Doom post-mortem with John Romero and Tom Hall

Here's an hour long post-mortem video on Doom, which I find very interesting. This post-mortem was presented by creators John Romero and Tom Hall at GDC 2011 - the Game Developers Conference in San Francisco, California.

You can also watch a slightly more interactive version of this video if you head over to the GDC Vault website. It won't let me embed the video, and I'm having some issues with their video player, so I prefer YouTube.

Sunday, February 01, 2015

John Romero on Matt Chat

Matt Barton, host of the excellent Matt Chat show, did a lengthy interview with John Romero about five years ago. In this interview, Romero talks about how he got started programming games, the early days of id Software, Wolfenstein 3D, Doom, Quake, and the troubled production of Daikatana.

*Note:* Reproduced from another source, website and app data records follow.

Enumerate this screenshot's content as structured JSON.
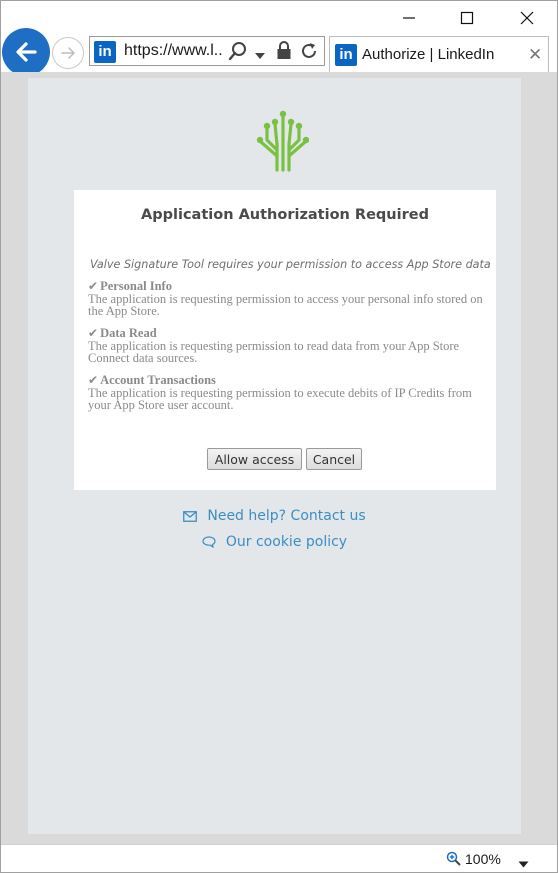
{
  "browser": {
    "address_url": "https://www.l...",
    "favicon_text": "in",
    "tab_title": "Authorize | LinkedIn",
    "tab_close": "✕",
    "zoom_level": "100%"
  },
  "icons": {
    "back": "back-arrow-icon",
    "forward": "forward-arrow-icon",
    "search": "search-icon",
    "dropdown": "chevron-down-icon",
    "lock": "lock-icon",
    "refresh": "refresh-icon",
    "minimize": "minimize-icon",
    "maximize": "maximize-icon",
    "close": "close-icon",
    "logo": "tree-logo-icon",
    "mail": "envelope-icon",
    "chat": "speech-bubble-icon",
    "zoom": "zoom-icon"
  },
  "colors": {
    "accent_blue": "#1e6fc3",
    "linkedin_blue": "#0a66c2",
    "logo_green": "#79c142",
    "link_blue": "#3a8ec4"
  },
  "dialog": {
    "title": "Application Authorization Required",
    "intro": "Valve Signature Tool requires your permission to access App Store data",
    "permissions": [
      {
        "name": "Personal Info",
        "description": "The application is requesting permission to access your personal info stored on the App Store."
      },
      {
        "name": "Data Read",
        "description": "The application is requesting permission to read data from your App Store Connect data sources."
      },
      {
        "name": "Account Transactions",
        "description": "The application is requesting permission to execute debits of IP Credits from your App Store user account."
      }
    ],
    "allow_label": "Allow access",
    "cancel_label": "Cancel"
  },
  "footer_links": {
    "help": "Need help? Contact us",
    "cookie": "Our cookie policy"
  }
}
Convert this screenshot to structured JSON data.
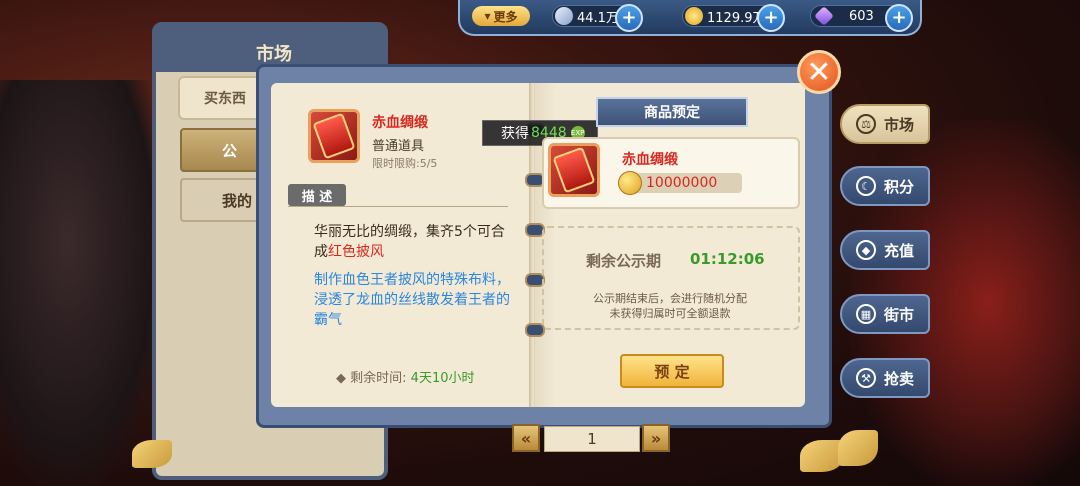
{
  "topbar": {
    "more_label": "更多",
    "silver": "44.1万",
    "gold": "1129.9万",
    "diamond": "603",
    "plus": "+"
  },
  "market": {
    "title": "市场",
    "tab_buy": "买东西",
    "side_buttons": [
      "公",
      "我的"
    ]
  },
  "right_nav": [
    {
      "label": "市场",
      "icon": "scale-icon"
    },
    {
      "label": "积分",
      "icon": "moon-icon"
    },
    {
      "label": "充值",
      "icon": "gem-icon"
    },
    {
      "label": "街市",
      "icon": "shop-icon"
    },
    {
      "label": "抢卖",
      "icon": "gavel-icon"
    }
  ],
  "left_page": {
    "item_name": "赤血绸缎",
    "item_type": "普通道具",
    "limit": "限时限购:5/5",
    "desc_header": "描 述",
    "desc_main_prefix": "华丽无比的绸缎，集齐5个可合成",
    "desc_main_highlight": "红色披风",
    "desc_flavor": "制作血色王者披风的特殊布料，浸透了龙血的丝线散发着王者的霸气",
    "remain_label": "剩余时间:",
    "remain_value": "4天10小时"
  },
  "exp_tooltip": {
    "label": "获得",
    "value": "8448",
    "badge": "EXP"
  },
  "right_page": {
    "section_title": "商品预定",
    "item_name": "赤血绸缎",
    "price": "10000000",
    "countdown_label": "剩余公示期",
    "countdown_value": "01:12:06",
    "notice_line1": "公示期结束后，会进行随机分配",
    "notice_line2": "未获得归属时可全额退款",
    "reserve_label": "预 定"
  },
  "pager": {
    "page": "1",
    "prev": "«",
    "next": "»"
  },
  "close_label": "✕",
  "colors": {
    "accent_red": "#d8281e",
    "green": "#3a9a2a",
    "blue_text": "#2a86e0",
    "panel_blue": "#6e82a8"
  }
}
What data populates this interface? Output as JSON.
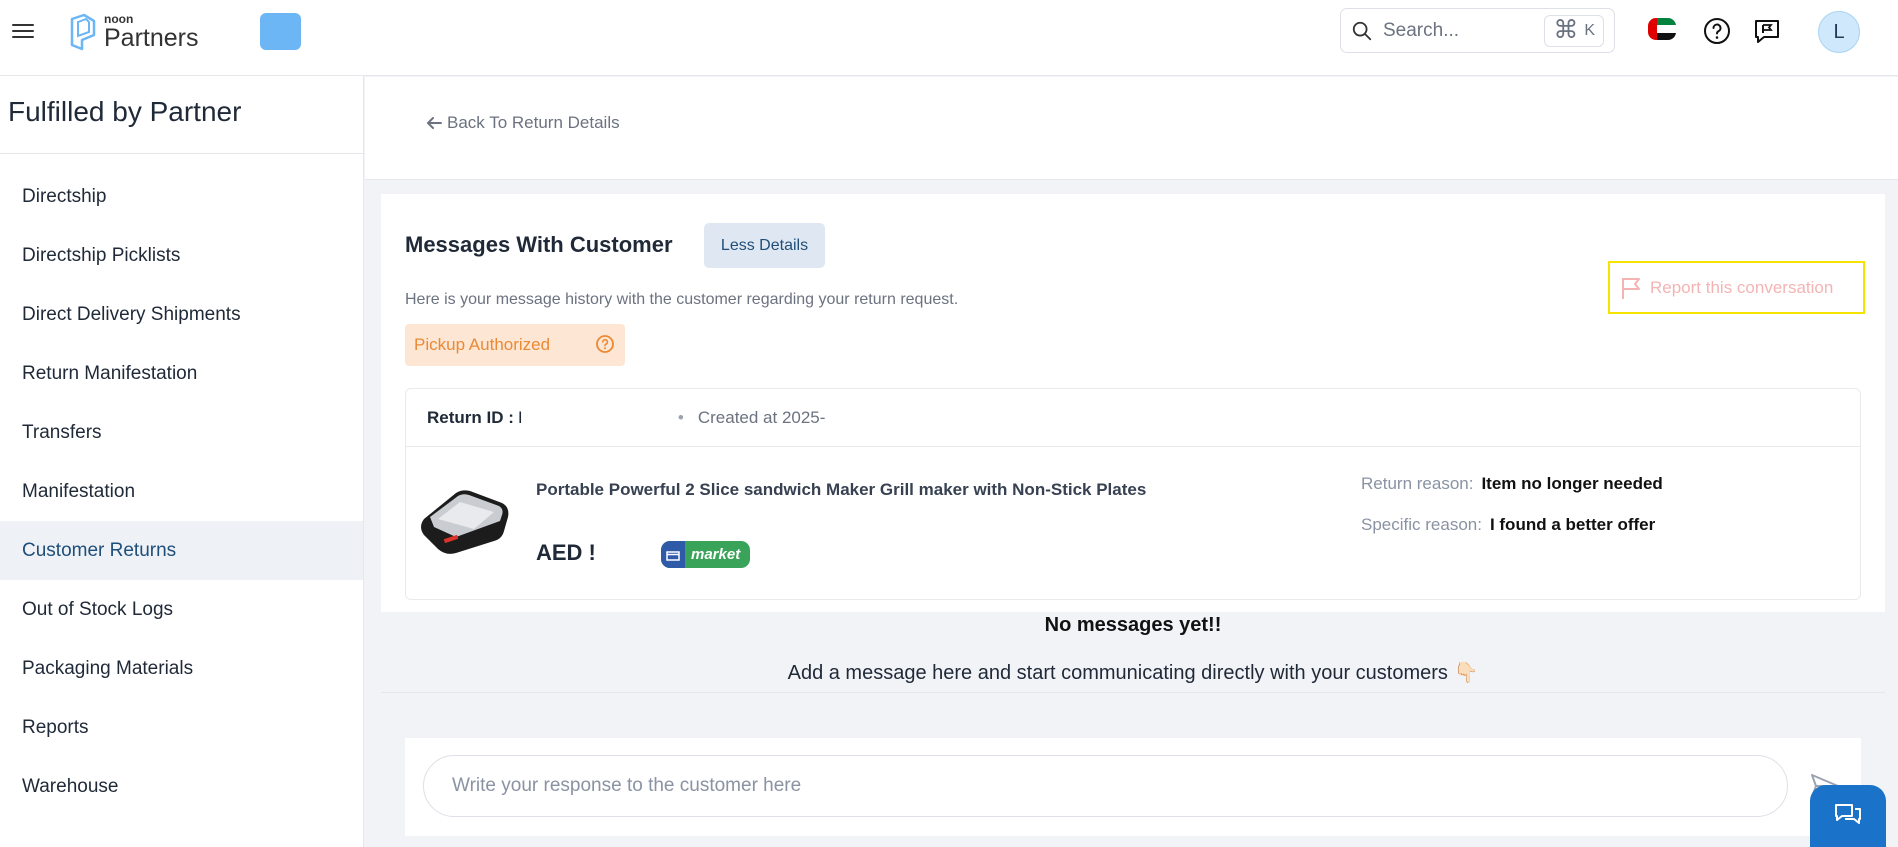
{
  "header": {
    "logo_small": "noon",
    "logo_big": "Partners",
    "search_placeholder": "Search...",
    "shortcut_symbol": "⌘",
    "shortcut_key": "K",
    "avatar_initial": "L"
  },
  "sidebar": {
    "title": "Fulfilled by Partner",
    "items": [
      {
        "label": "Directship"
      },
      {
        "label": "Directship Picklists"
      },
      {
        "label": "Direct Delivery Shipments"
      },
      {
        "label": "Return Manifestation"
      },
      {
        "label": "Transfers"
      },
      {
        "label": "Manifestation"
      },
      {
        "label": "Customer Returns",
        "active": true
      },
      {
        "label": "Out of Stock Logs"
      },
      {
        "label": "Packaging Materials"
      },
      {
        "label": "Reports"
      },
      {
        "label": "Warehouse"
      }
    ]
  },
  "back_link": "Back To Return Details",
  "messages": {
    "title": "Messages With Customer",
    "less_details": "Less Details",
    "report": "Report this conversation",
    "subtitle": "Here is your message history with the customer regarding your return request.",
    "status": "Pickup Authorized"
  },
  "return_card": {
    "return_id_label": "Return ID :",
    "return_id_value": "I",
    "created": "Created at 2025-",
    "product_name": "Portable Powerful 2 Slice sandwich Maker Grill maker with Non-Stick Plates",
    "price": "AED !",
    "market_label": "market",
    "return_reason_label": "Return reason:",
    "return_reason_value": "Item no longer needed",
    "specific_reason_label": "Specific reason:",
    "specific_reason_value": "I found a better offer"
  },
  "empty_state": {
    "title": "No messages yet!!",
    "text": "Add a message here and start communicating directly with your customers 👇🏻"
  },
  "composer": {
    "placeholder": "Write your response to the customer here"
  },
  "colors": {
    "active_nav": "#1f4e79",
    "status_orange": "#ea8a35",
    "report_highlight": "#f5e400",
    "chat_blue": "#1a73c9"
  }
}
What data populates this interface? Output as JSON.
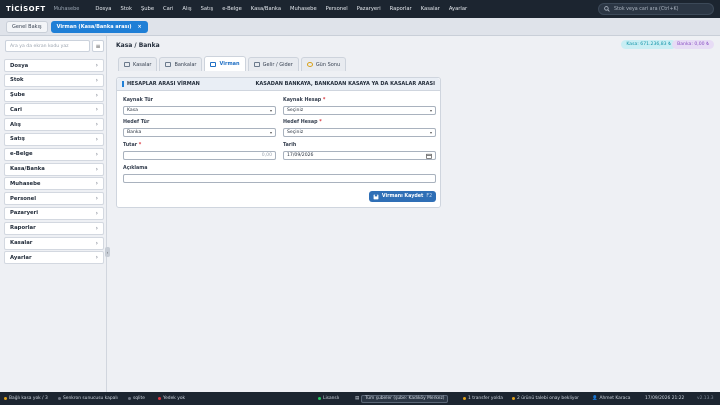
{
  "app": {
    "logo": "TİCİSOFT",
    "module": "Muhasebe"
  },
  "top_menu": [
    "Dosya",
    "Stok",
    "Şube",
    "Cari",
    "Alış",
    "Satış",
    "e-Belge",
    "Kasa/Banka",
    "Muhasebe",
    "Personel",
    "Pazaryeri",
    "Raporlar",
    "Kasalar",
    "Ayarlar"
  ],
  "search": {
    "placeholder": "Stok veya cari ara (Ctrl+K)"
  },
  "tabs": {
    "overview": "Genel Bakış",
    "active": "Virman (Kasa/Banka arası)",
    "close": "×"
  },
  "sidebar": {
    "search_placeholder": "Ara ya da ekran kodu yaz",
    "toggle": "≡",
    "items": [
      "Dosya",
      "Stok",
      "Şube",
      "Cari",
      "Alış",
      "Satış",
      "e-Belge",
      "Kasa/Banka",
      "Muhasebe",
      "Personel",
      "Pazaryeri",
      "Raporlar",
      "Kasalar",
      "Ayarlar"
    ],
    "chevron": "›",
    "collapse": "‹"
  },
  "page": {
    "title": "Kasa / Banka",
    "badge_kasa": "Kasa: 671.236,83 ₺",
    "badge_banka": "Banka: 0,00 ₺"
  },
  "subtabs": [
    "Kasalar",
    "Bankalar",
    "Virman",
    "Gelir / Gider",
    "Gün Sonu"
  ],
  "form": {
    "header_left": "HESAPLAR ARASI VİRMAN",
    "header_right": "KASADAN BANKAYA, BANKADAN KASAYA YA DA KASALAR ARASI",
    "kaynak_tur_label": "Kaynak Tür",
    "kaynak_tur_value": "Kasa",
    "kaynak_hesap_label": "Kaynak Hesap",
    "kaynak_hesap_value": "Seçiniz",
    "hedef_tur_label": "Hedef Tür",
    "hedef_tur_value": "Banka",
    "hedef_hesap_label": "Hedef Hesap",
    "hedef_hesap_value": "Seçiniz",
    "tutar_label": "Tutar",
    "tutar_placeholder": "0,00",
    "tarih_label": "Tarih",
    "tarih_value": "17/09/2026",
    "aciklama_label": "Açıklama",
    "aciklama_value": "",
    "required_mark": "*",
    "save_label": "Virmanı Kaydet",
    "save_shortcut": "F2"
  },
  "status": {
    "kasa": "Bağlı kasa yok / 3",
    "sync": "Senkron sunucusu kapalı",
    "db": "sqlite",
    "backup": "Yedek yok",
    "license": "Lisanslı",
    "branch": "Tüm şubeler (şube: Kadıköy Merkez)",
    "transfer": "1 transfer yolda",
    "requests": "2 ürünü talebi onay bekliyor",
    "user": "Ahmet Karaca",
    "datetime": "17/09/2026 21:22",
    "version": "v2.13.3"
  },
  "colors": {
    "accent": "#1f7fd6",
    "topbar": "#1c2530",
    "save": "#2f6fb6",
    "kasa_badge": "#1294a8",
    "banka_badge": "#8a4fc4"
  }
}
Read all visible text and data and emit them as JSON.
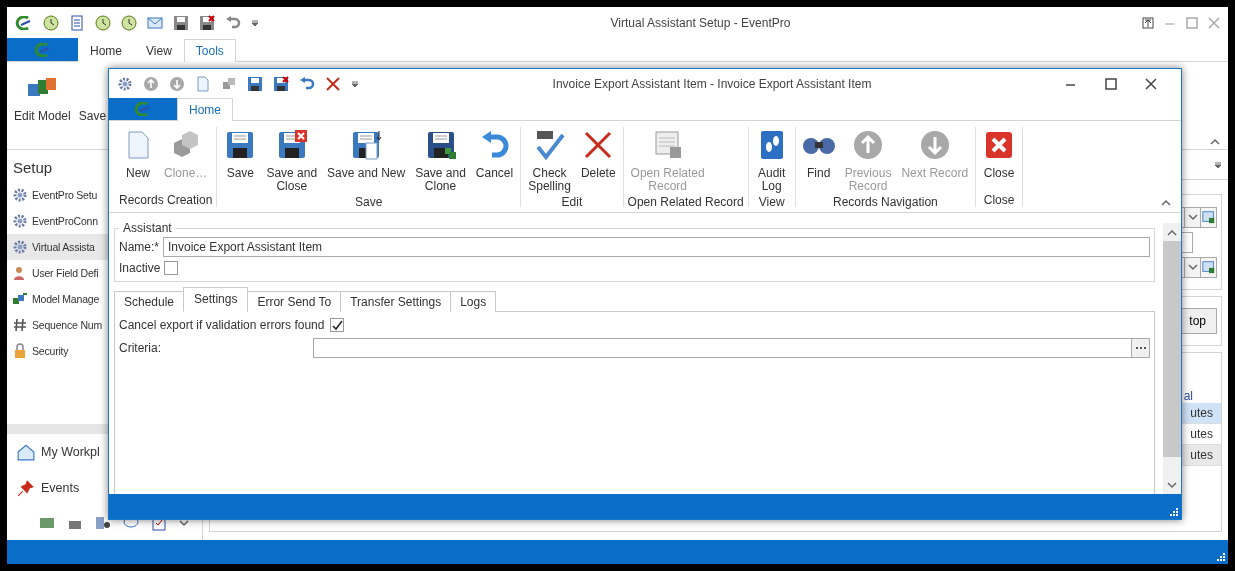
{
  "main_window": {
    "title": "Virtual Assistant Setup - EventPro",
    "tabs": [
      {
        "label": "Home",
        "selected": false
      },
      {
        "label": "View",
        "selected": false
      },
      {
        "label": "Tools",
        "selected": true
      }
    ],
    "ribbon_buttons": [
      "Edit Model",
      "Save"
    ],
    "sidebar": {
      "title": "Setup",
      "items": [
        {
          "label": "EventPro Setu",
          "selected": false
        },
        {
          "label": "EventProConn",
          "selected": false
        },
        {
          "label": "Virtual Assista",
          "selected": true
        },
        {
          "label": "User Field Defi",
          "selected": false
        },
        {
          "label": "Model Manage",
          "selected": false
        },
        {
          "label": "Sequence Num",
          "selected": false
        },
        {
          "label": "Security",
          "selected": false
        }
      ]
    },
    "navigation": [
      "My Workpl",
      "Events"
    ],
    "content": {
      "button": "top",
      "link": "al",
      "rows": [
        {
          "text": "utes",
          "selected": true
        },
        {
          "text": "utes",
          "selected": false
        },
        {
          "text": "utes",
          "selected": false
        }
      ]
    }
  },
  "dialog": {
    "title": "Invoice Export Assistant Item - Invoice Export Assistant Item",
    "tabs": [
      {
        "label": "Home",
        "selected": true
      }
    ],
    "groups": [
      {
        "label": "Records Creation",
        "buttons": [
          {
            "label": "New",
            "disabled": false
          },
          {
            "label": "Clone…",
            "disabled": true
          }
        ]
      },
      {
        "label": "Save",
        "buttons": [
          {
            "label": "Save",
            "disabled": false
          },
          {
            "label": "Save and\nClose",
            "disabled": false
          },
          {
            "label": "Save and New",
            "disabled": false
          },
          {
            "label": "Save and\nClone",
            "disabled": false
          },
          {
            "label": "Cancel",
            "disabled": false
          }
        ]
      },
      {
        "label": "Edit",
        "buttons": [
          {
            "label": "Check\nSpelling",
            "disabled": false
          },
          {
            "label": "Delete",
            "disabled": false
          }
        ]
      },
      {
        "label": "Open Related Record",
        "buttons": [
          {
            "label": "Open Related\nRecord",
            "disabled": true
          }
        ]
      },
      {
        "label": "View",
        "buttons": [
          {
            "label": "Audit\nLog",
            "disabled": false
          }
        ]
      },
      {
        "label": "Records Navigation",
        "buttons": [
          {
            "label": "Find",
            "disabled": false
          },
          {
            "label": "Previous\nRecord",
            "disabled": true
          },
          {
            "label": "Next Record",
            "disabled": true
          }
        ]
      },
      {
        "label": "Close",
        "buttons": [
          {
            "label": "Close",
            "disabled": false
          }
        ]
      }
    ],
    "assistant": {
      "legend": "Assistant",
      "name_label": "Name:*",
      "name_value": "Invoice Export Assistant Item",
      "inactive_label": "Inactive",
      "inactive_checked": false
    },
    "form_tabs": [
      {
        "label": "Schedule",
        "selected": false
      },
      {
        "label": "Settings",
        "selected": true
      },
      {
        "label": "Error Send To",
        "selected": false
      },
      {
        "label": "Transfer Settings",
        "selected": false
      },
      {
        "label": "Logs",
        "selected": false
      }
    ],
    "settings": {
      "cancel_label": "Cancel export if validation errors found",
      "cancel_checked": true,
      "criteria_label": "Criteria:"
    }
  }
}
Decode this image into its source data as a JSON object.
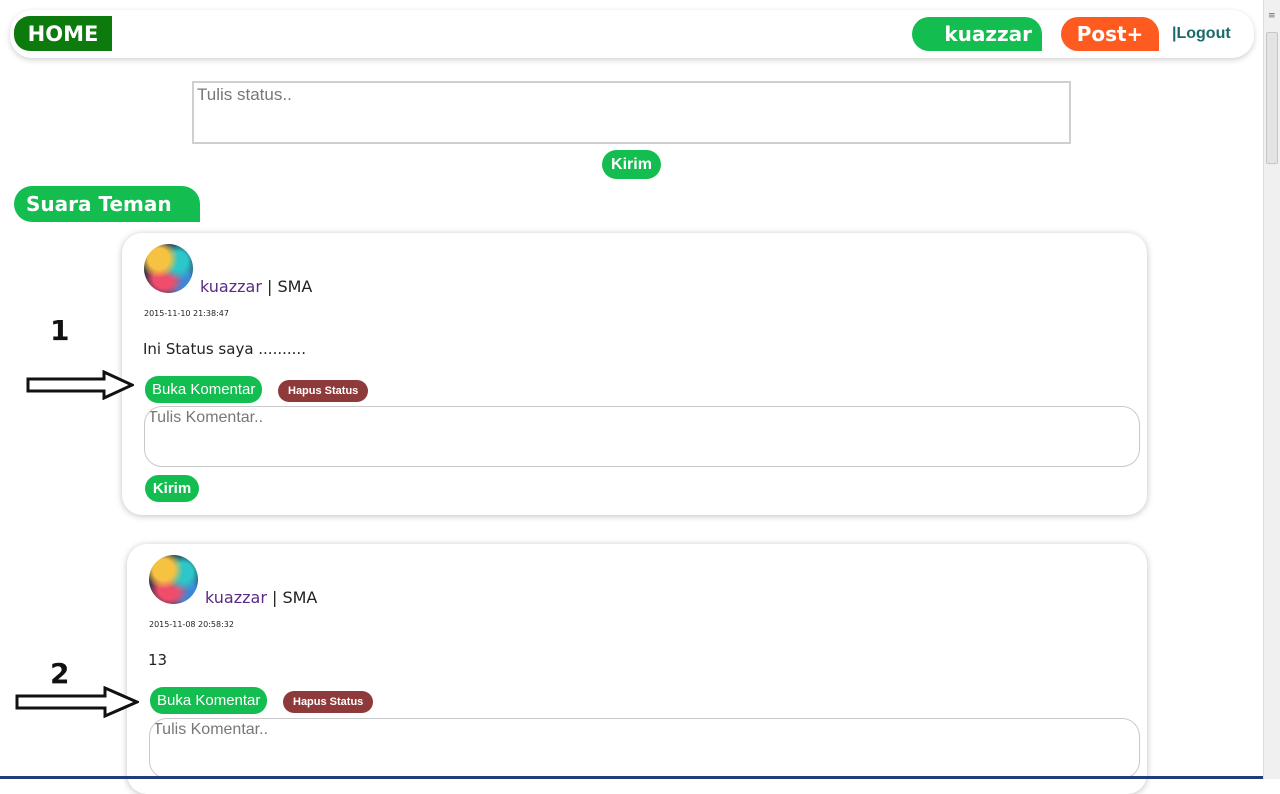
{
  "header": {
    "home_label": "HOME",
    "username": "kuazzar",
    "post_label": "Post+",
    "logout_label": "|Logout"
  },
  "composer": {
    "placeholder": "Tulis status..",
    "send_label": "Kirim"
  },
  "section_title": "Suara Teman",
  "posts": [
    {
      "author": "kuazzar",
      "separator": " | ",
      "group": "SMA",
      "timestamp": "2015-11-10 21:38:47",
      "content": "Ini Status saya ..........",
      "open_comments_label": "Buka Komentar",
      "delete_label": "Hapus Status",
      "comment_placeholder": "Tulis Komentar..",
      "comment_send_label": "Kirim"
    },
    {
      "author": "kuazzar",
      "separator": " | ",
      "group": "SMA",
      "timestamp": "2015-11-08 20:58:32",
      "content": "13",
      "open_comments_label": "Buka Komentar",
      "delete_label": "Hapus Status",
      "comment_placeholder": "Tulis Komentar.."
    }
  ],
  "annotations": [
    "1",
    "2"
  ],
  "colors": {
    "accent_green": "#14bd50",
    "home_green": "#0c7a0c",
    "post_orange": "#ff5a1f",
    "delete_red": "#8f3a3a",
    "author_purple": "#5b2a86"
  }
}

And if you can't get enough, there's also a two-hour long UNEDITED version of the same interview. This version is audio only, and the YouTube video found below is accompanied by slides. You can download the original MP3 of this interview at the Armchair Arcade website.

John Romero plays the first episode of Doom

Let's kick off this blog with something that was uploaded on YouTube just recently!

John Romero (creator of Wolfenstein 3D, Doom and Quake) sits down with BioShock level designer Jean-Paul LeBreton to play through the entire first episode of Doom, all while commenting on the level design.


And here's a bonus part, freshly uploaded less than a day ago, in which Romero checks out JP LeBreton's Doom remake of his BioShock level "Arcadia".


This is just another post in case I need this space for later.

testing testing

My first blog entry!